Repeat exactly the stretch of lines that starts with the one containing "What data populates" and ends with the last line of the material. Leave out pictures.

*** Source material Section Begins ***

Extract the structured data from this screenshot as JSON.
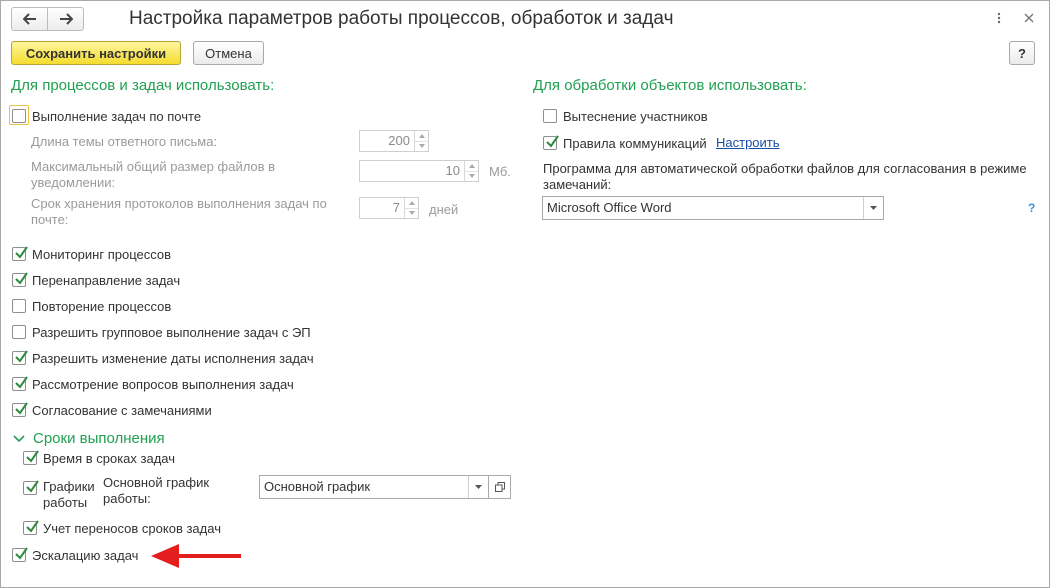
{
  "window": {
    "title": "Настройка параметров работы процессов, обработок и задач",
    "help_label": "?"
  },
  "toolbar": {
    "save_label": "Сохранить настройки",
    "cancel_label": "Отмена"
  },
  "left": {
    "header": "Для процессов и задач использовать:",
    "mail_tasks": {
      "label": "Выполнение задач по почте",
      "checked": false
    },
    "reply_subject_length": {
      "label": "Длина темы ответного письма:",
      "value": "200"
    },
    "max_files_size": {
      "label": "Максимальный общий размер файлов в уведомлении:",
      "value": "10",
      "unit": "Мб."
    },
    "log_retention": {
      "label": "Срок хранения протоколов выполнения задач по почте:",
      "value": "7",
      "unit": "дней"
    },
    "options": [
      {
        "label": "Мониторинг процессов",
        "checked": true
      },
      {
        "label": "Перенаправление задач",
        "checked": true
      },
      {
        "label": "Повторение процессов",
        "checked": false
      },
      {
        "label": "Разрешить групповое выполнение задач с ЭП",
        "checked": false
      },
      {
        "label": "Разрешить изменение даты исполнения задач",
        "checked": true
      },
      {
        "label": "Рассмотрение вопросов выполнения задач",
        "checked": true
      },
      {
        "label": "Согласование с замечаниями",
        "checked": true
      }
    ],
    "deadlines": {
      "header": "Сроки выполнения",
      "time_in_deadlines": {
        "label": "Время в сроках задач",
        "checked": true
      },
      "work_schedules": {
        "label": "Графики работы",
        "checked": true
      },
      "main_schedule_label": "Основной график работы:",
      "main_schedule_value": "Основной график",
      "deadline_transfers": {
        "label": "Учет переносов сроков задач",
        "checked": true
      }
    },
    "escalation": {
      "label": "Эскалацию задач",
      "checked": true
    }
  },
  "right": {
    "header": "Для обработки объектов использовать:",
    "displacement": {
      "label": "Вытеснение участников",
      "checked": false
    },
    "communication_rules": {
      "label": "Правила коммуникаций",
      "checked": true,
      "configure_label": "Настроить"
    },
    "file_program_label": "Программа для автоматической обработки файлов для согласования в режиме замечаний:",
    "file_program_value": "Microsoft Office Word",
    "help_label": "?"
  },
  "colors": {
    "accent_green": "#21a051",
    "primary_button": "#f5dc2e",
    "link_blue": "#1a4ea8",
    "arrow_red": "#e41e1e"
  }
}
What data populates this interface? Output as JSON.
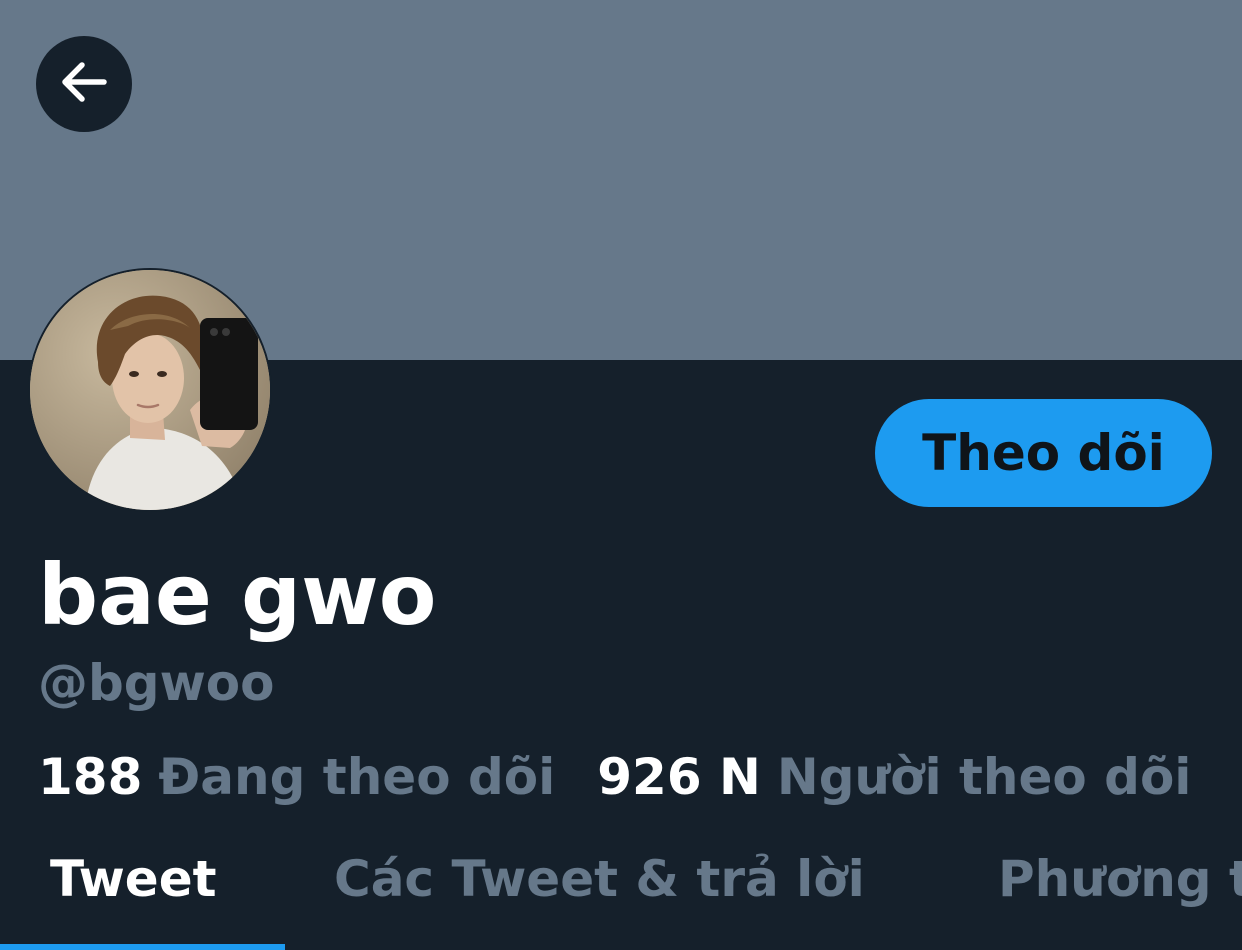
{
  "colors": {
    "banner": "#66788a",
    "background": "#15202b",
    "accent": "#1d9bf0",
    "muted_text": "#66788a",
    "primary_text": "#ffffff"
  },
  "header": {
    "back_icon": "arrow-left-icon"
  },
  "profile": {
    "display_name": "bae gwo",
    "handle": "@bgwoo",
    "follow_label": "Theo dõi",
    "following_count": "188",
    "following_label": "Đang theo dõi",
    "followers_count": "926 N",
    "followers_label": "Người theo dõi"
  },
  "tabs": [
    {
      "label": "Tweet",
      "active": true
    },
    {
      "label": "Các Tweet & trả lời",
      "active": false
    },
    {
      "label": "Phương tiện",
      "active": false
    }
  ]
}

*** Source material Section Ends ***

Exercise solution:
What data populates this interface? Output as JSON.
{
  "colors": {
    "banner": "#66788a",
    "background": "#15202b",
    "accent": "#1d9bf0",
    "muted_text": "#66788a",
    "primary_text": "#ffffff"
  },
  "header": {
    "back_icon": "arrow-left-icon"
  },
  "profile": {
    "display_name": "bae gwo",
    "handle": "@bgwoo",
    "follow_label": "Theo dõi",
    "following_count": "188",
    "following_label": "Đang theo dõi",
    "followers_count": "926 N",
    "followers_label": "Người theo dõi"
  },
  "tabs": [
    {
      "label": "Tweet",
      "active": true
    },
    {
      "label": "Các Tweet & trả lời",
      "active": false
    },
    {
      "label": "Phương tiện",
      "active": false
    }
  ]
}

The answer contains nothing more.